» PROVIDED ENTRIES

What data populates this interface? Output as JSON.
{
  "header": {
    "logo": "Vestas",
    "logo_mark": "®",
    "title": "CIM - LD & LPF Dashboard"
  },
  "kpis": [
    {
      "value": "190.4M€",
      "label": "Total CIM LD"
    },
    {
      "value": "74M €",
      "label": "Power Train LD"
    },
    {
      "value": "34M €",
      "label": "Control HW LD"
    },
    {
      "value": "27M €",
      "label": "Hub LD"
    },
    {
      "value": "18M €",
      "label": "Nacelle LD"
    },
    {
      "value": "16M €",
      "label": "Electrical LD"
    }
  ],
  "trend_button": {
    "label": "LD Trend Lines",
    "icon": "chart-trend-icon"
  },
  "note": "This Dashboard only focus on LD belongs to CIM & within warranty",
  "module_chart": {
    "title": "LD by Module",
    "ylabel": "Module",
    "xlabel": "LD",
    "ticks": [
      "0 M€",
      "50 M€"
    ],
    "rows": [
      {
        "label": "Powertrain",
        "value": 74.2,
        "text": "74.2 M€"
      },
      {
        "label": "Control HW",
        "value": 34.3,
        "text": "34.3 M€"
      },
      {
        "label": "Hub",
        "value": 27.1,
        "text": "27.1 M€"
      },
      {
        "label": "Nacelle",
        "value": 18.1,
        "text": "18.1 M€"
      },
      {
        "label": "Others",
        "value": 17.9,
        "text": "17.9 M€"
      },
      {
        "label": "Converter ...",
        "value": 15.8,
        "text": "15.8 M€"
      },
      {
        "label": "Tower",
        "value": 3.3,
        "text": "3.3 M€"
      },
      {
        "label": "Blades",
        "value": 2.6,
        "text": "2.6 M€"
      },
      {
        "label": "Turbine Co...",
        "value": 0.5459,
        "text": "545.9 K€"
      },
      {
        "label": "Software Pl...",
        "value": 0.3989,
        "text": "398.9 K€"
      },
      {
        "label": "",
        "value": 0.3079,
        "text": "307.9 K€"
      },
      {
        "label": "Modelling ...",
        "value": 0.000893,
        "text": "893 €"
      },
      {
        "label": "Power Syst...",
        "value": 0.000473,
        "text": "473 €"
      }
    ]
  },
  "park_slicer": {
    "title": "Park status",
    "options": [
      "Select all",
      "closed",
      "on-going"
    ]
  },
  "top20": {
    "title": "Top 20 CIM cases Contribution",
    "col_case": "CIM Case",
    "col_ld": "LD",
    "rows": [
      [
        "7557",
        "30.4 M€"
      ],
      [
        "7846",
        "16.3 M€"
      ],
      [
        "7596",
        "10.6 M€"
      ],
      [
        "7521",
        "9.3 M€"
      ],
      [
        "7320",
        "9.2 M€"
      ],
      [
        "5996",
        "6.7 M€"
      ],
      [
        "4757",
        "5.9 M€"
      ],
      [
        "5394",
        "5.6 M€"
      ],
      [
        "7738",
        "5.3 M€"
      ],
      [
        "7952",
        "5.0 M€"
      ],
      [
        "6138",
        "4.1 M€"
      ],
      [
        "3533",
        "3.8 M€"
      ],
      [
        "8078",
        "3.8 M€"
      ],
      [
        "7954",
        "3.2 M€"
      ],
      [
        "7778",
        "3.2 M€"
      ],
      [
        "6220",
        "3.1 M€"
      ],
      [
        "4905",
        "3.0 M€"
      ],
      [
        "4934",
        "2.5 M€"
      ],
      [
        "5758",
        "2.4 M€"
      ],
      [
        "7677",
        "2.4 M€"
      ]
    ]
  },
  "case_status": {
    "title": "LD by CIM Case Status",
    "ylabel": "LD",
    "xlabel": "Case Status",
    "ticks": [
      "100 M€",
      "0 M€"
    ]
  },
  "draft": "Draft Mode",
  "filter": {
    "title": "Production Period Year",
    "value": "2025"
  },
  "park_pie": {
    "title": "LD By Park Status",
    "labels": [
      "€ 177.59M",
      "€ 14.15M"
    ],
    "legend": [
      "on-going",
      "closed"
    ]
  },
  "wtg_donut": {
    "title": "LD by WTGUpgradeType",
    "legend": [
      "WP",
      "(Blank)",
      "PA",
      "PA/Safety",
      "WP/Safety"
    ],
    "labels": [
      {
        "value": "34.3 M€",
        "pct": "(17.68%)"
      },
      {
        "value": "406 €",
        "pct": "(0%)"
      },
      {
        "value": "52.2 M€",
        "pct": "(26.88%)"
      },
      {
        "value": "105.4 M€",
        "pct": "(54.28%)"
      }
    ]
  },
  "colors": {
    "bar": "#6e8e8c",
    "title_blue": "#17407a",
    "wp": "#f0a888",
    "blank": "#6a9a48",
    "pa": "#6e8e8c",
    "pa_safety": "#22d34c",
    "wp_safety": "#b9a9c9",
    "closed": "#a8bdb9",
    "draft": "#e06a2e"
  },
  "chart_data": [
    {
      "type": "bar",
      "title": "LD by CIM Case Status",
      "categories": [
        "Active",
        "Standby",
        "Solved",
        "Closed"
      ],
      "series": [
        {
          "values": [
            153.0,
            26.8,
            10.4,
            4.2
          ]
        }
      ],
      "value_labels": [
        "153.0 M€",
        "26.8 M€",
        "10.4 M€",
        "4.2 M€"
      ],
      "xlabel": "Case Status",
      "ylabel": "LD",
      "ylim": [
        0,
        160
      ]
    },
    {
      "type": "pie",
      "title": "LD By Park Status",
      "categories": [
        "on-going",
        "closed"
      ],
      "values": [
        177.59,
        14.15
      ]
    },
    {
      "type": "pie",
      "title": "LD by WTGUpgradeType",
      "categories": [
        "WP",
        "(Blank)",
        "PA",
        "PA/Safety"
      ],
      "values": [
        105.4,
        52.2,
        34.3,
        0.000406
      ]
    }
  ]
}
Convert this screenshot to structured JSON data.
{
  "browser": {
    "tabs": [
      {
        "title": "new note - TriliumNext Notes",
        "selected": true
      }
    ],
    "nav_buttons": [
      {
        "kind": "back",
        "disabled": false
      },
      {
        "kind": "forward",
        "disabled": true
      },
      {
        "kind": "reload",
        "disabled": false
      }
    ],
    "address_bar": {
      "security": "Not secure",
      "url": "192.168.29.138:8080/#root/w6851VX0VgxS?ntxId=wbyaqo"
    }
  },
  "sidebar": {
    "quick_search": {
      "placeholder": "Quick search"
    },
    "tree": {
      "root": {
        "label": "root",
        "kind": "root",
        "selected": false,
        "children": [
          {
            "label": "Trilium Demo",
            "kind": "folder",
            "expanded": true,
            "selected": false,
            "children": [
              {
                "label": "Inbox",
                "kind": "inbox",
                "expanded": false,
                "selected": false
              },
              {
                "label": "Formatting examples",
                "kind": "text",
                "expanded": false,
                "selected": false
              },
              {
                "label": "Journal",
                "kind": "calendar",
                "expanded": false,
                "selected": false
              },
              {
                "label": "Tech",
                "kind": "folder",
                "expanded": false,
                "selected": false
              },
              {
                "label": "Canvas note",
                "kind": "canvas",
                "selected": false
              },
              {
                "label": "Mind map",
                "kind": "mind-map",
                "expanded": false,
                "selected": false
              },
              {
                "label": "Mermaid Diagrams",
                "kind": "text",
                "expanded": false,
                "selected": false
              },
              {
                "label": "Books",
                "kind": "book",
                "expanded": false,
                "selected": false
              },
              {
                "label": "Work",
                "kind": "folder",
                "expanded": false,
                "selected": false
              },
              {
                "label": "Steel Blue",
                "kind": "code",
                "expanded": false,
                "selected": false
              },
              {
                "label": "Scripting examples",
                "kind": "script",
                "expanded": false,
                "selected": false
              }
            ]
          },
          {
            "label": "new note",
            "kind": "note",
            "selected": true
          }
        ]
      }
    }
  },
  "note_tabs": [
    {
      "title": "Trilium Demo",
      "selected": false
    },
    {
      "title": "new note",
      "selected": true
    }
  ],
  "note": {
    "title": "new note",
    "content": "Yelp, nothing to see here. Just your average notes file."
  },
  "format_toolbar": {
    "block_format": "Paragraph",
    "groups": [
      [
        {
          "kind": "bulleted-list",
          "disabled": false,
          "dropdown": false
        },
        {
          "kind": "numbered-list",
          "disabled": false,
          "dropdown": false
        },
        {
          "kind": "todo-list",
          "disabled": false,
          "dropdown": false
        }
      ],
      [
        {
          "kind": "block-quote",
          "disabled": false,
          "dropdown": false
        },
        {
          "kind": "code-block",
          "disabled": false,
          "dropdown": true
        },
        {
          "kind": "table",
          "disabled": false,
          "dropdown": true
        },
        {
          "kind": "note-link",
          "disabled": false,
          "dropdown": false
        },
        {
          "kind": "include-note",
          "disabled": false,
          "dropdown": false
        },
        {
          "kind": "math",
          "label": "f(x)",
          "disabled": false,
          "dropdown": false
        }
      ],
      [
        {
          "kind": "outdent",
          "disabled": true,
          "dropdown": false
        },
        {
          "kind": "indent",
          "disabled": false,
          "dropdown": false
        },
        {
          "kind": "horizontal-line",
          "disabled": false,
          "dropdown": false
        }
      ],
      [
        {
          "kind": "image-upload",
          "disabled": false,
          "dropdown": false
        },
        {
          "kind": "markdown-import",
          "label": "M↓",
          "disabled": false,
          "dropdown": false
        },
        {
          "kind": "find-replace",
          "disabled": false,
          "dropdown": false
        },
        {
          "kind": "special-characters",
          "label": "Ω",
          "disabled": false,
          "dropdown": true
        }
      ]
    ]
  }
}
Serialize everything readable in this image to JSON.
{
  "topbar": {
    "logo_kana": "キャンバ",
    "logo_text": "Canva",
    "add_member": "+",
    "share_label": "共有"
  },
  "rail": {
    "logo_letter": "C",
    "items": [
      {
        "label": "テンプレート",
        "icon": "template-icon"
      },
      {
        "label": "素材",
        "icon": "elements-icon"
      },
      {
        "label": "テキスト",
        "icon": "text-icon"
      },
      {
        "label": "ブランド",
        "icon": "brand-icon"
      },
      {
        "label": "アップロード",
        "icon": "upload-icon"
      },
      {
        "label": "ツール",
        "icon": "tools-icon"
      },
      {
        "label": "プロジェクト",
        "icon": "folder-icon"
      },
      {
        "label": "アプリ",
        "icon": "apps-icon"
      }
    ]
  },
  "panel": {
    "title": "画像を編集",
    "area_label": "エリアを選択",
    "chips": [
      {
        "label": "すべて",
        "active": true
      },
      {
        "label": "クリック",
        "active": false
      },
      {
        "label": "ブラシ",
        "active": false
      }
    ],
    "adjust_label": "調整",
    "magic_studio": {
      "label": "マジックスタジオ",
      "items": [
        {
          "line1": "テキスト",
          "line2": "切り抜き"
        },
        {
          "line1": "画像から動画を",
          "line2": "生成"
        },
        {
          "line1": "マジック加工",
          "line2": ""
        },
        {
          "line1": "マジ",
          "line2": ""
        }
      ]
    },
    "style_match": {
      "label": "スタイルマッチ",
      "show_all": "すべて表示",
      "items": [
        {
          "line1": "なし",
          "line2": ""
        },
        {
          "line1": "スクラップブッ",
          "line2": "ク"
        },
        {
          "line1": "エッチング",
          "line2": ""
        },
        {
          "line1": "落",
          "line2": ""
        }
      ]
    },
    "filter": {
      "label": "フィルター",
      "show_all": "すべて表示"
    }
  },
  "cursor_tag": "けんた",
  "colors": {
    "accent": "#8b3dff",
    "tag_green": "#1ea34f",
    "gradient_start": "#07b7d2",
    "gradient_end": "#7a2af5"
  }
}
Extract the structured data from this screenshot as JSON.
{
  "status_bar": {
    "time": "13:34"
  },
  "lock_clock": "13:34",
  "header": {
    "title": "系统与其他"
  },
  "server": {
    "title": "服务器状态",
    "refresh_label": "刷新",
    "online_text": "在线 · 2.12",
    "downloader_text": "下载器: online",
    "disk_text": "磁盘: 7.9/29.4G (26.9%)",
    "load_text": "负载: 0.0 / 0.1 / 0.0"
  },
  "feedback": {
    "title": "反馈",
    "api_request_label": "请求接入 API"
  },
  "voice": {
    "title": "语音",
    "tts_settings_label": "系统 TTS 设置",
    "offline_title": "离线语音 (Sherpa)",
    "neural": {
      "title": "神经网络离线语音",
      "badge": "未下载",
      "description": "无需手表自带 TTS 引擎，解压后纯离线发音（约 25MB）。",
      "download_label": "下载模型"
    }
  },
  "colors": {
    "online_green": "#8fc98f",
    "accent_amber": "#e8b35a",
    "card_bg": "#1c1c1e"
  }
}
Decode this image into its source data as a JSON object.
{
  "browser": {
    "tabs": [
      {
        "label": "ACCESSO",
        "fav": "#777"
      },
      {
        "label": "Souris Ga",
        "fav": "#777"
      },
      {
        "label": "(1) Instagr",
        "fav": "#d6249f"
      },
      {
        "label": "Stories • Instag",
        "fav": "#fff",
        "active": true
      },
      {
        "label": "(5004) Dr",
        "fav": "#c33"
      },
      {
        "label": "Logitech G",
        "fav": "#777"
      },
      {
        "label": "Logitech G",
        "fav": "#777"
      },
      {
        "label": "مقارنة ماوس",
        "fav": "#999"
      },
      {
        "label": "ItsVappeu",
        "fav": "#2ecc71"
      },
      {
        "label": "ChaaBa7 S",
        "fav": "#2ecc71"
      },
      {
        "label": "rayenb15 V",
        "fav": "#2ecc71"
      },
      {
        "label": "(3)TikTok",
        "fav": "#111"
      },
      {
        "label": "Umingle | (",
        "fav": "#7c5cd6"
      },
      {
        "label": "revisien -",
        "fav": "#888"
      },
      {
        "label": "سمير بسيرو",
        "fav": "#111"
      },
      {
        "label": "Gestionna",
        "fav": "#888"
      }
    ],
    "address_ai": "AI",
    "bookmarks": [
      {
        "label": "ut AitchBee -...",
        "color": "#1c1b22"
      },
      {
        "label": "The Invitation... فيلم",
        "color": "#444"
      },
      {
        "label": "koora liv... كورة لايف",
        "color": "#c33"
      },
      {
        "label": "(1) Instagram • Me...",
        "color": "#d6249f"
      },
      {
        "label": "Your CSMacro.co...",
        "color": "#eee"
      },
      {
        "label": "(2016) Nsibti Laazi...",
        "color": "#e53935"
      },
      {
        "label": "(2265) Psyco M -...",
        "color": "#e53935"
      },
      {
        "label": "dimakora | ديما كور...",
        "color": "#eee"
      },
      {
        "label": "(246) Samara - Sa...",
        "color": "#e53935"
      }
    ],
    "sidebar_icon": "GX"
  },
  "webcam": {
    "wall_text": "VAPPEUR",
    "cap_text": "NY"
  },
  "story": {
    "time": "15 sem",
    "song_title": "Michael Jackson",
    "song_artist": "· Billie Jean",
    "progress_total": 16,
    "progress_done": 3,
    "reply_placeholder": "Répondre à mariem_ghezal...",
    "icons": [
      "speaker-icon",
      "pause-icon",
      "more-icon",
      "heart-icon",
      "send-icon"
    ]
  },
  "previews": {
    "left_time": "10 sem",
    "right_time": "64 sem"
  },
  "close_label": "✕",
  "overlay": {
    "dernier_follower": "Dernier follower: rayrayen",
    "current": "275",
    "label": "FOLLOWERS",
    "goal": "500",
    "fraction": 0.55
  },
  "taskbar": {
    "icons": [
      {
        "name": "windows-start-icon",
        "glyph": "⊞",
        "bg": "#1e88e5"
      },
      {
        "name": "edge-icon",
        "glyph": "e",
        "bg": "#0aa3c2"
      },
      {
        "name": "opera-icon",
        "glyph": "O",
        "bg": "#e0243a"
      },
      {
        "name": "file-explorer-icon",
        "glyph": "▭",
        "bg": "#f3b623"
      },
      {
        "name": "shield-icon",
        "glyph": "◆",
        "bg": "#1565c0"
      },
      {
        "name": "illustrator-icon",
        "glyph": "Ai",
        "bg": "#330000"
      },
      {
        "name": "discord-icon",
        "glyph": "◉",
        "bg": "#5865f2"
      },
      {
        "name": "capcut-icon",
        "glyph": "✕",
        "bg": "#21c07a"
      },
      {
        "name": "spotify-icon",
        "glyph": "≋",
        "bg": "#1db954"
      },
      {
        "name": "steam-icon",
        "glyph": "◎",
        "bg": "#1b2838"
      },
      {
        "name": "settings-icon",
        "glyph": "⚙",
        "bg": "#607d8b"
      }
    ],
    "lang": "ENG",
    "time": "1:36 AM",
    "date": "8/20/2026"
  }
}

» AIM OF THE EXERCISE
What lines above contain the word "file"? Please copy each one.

» WORKED SOLUTION
    "content": "Yelp, nothing to see here. Just your average notes file."
        "name": "file-explorer-icon",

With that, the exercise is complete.